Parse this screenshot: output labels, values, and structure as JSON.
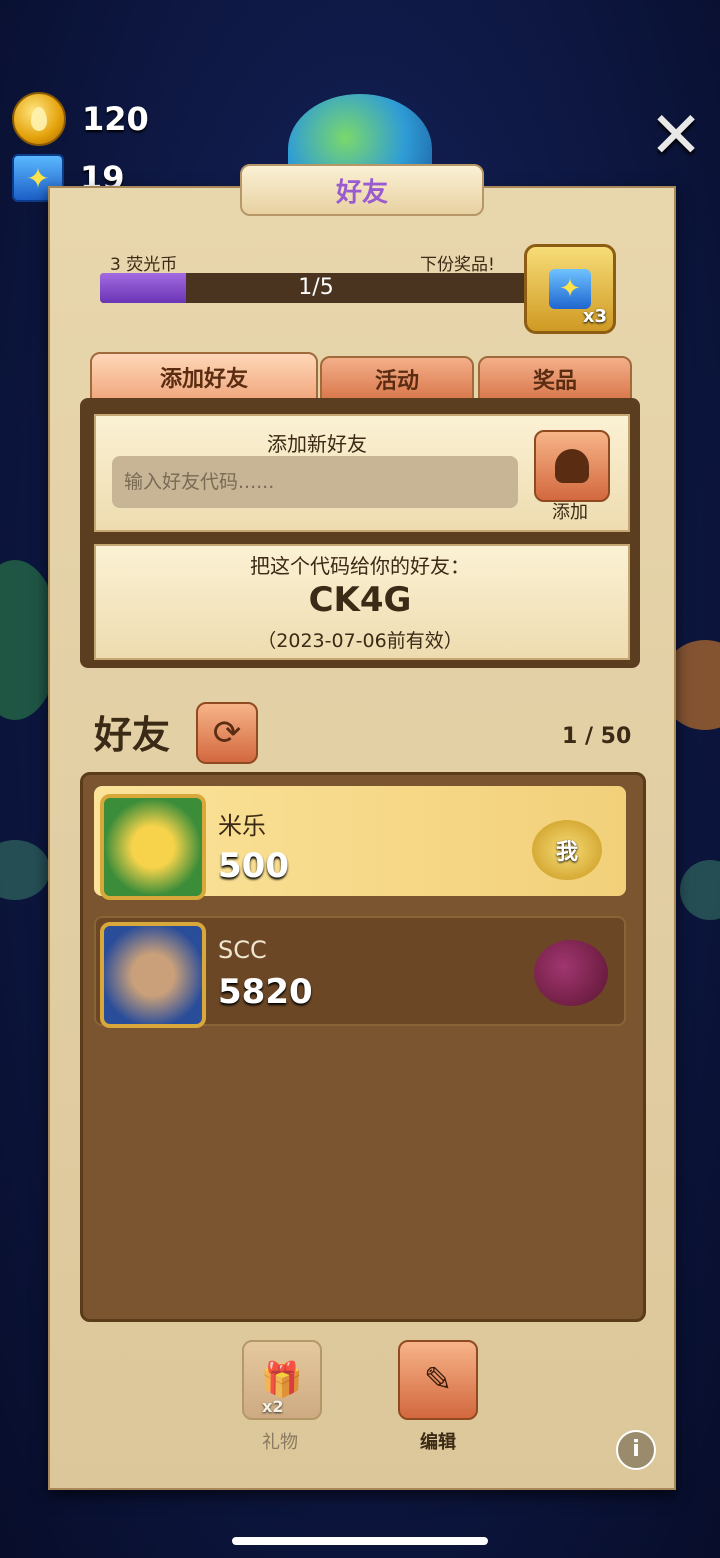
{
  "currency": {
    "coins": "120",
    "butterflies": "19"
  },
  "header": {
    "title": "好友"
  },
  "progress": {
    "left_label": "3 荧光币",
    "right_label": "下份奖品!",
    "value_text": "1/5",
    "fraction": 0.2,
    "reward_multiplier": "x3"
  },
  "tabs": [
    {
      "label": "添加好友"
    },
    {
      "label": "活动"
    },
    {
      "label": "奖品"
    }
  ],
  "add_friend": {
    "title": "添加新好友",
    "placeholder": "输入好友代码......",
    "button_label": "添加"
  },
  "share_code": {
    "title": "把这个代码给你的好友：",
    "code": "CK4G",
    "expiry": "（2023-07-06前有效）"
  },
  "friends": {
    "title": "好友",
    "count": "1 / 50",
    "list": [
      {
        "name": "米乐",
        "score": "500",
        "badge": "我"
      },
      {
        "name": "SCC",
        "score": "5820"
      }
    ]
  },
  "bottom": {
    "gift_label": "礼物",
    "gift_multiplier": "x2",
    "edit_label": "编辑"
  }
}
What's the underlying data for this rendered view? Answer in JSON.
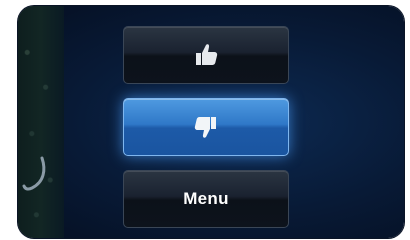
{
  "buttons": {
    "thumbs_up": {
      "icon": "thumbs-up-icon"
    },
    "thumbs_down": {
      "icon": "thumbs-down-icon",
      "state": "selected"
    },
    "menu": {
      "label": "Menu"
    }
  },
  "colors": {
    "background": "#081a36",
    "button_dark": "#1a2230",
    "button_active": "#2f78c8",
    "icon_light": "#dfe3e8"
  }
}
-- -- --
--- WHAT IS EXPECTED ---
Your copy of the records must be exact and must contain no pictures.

--- EXERCISE ANSWER ---
Parse this screenshot: output labels, values, and structure as JSON.
{
  "currency": {
    "coins": "120",
    "butterflies": "19"
  },
  "header": {
    "title": "好友"
  },
  "progress": {
    "left_label": "3 荧光币",
    "right_label": "下份奖品!",
    "value_text": "1/5",
    "fraction": 0.2,
    "reward_multiplier": "x3"
  },
  "tabs": [
    {
      "label": "添加好友"
    },
    {
      "label": "活动"
    },
    {
      "label": "奖品"
    }
  ],
  "add_friend": {
    "title": "添加新好友",
    "placeholder": "输入好友代码......",
    "button_label": "添加"
  },
  "share_code": {
    "title": "把这个代码给你的好友：",
    "code": "CK4G",
    "expiry": "（2023-07-06前有效）"
  },
  "friends": {
    "title": "好友",
    "count": "1 / 50",
    "list": [
      {
        "name": "米乐",
        "score": "500",
        "badge": "我"
      },
      {
        "name": "SCC",
        "score": "5820"
      }
    ]
  },
  "bottom": {
    "gift_label": "礼物",
    "gift_multiplier": "x2",
    "edit_label": "编辑"
  }
}
What's the underlying data for this rendered view? Answer in JSON.
{
  "buttons": {
    "thumbs_up": {
      "icon": "thumbs-up-icon"
    },
    "thumbs_down": {
      "icon": "thumbs-down-icon",
      "state": "selected"
    },
    "menu": {
      "label": "Menu"
    }
  },
  "colors": {
    "background": "#081a36",
    "button_dark": "#1a2230",
    "button_active": "#2f78c8",
    "icon_light": "#dfe3e8"
  }
}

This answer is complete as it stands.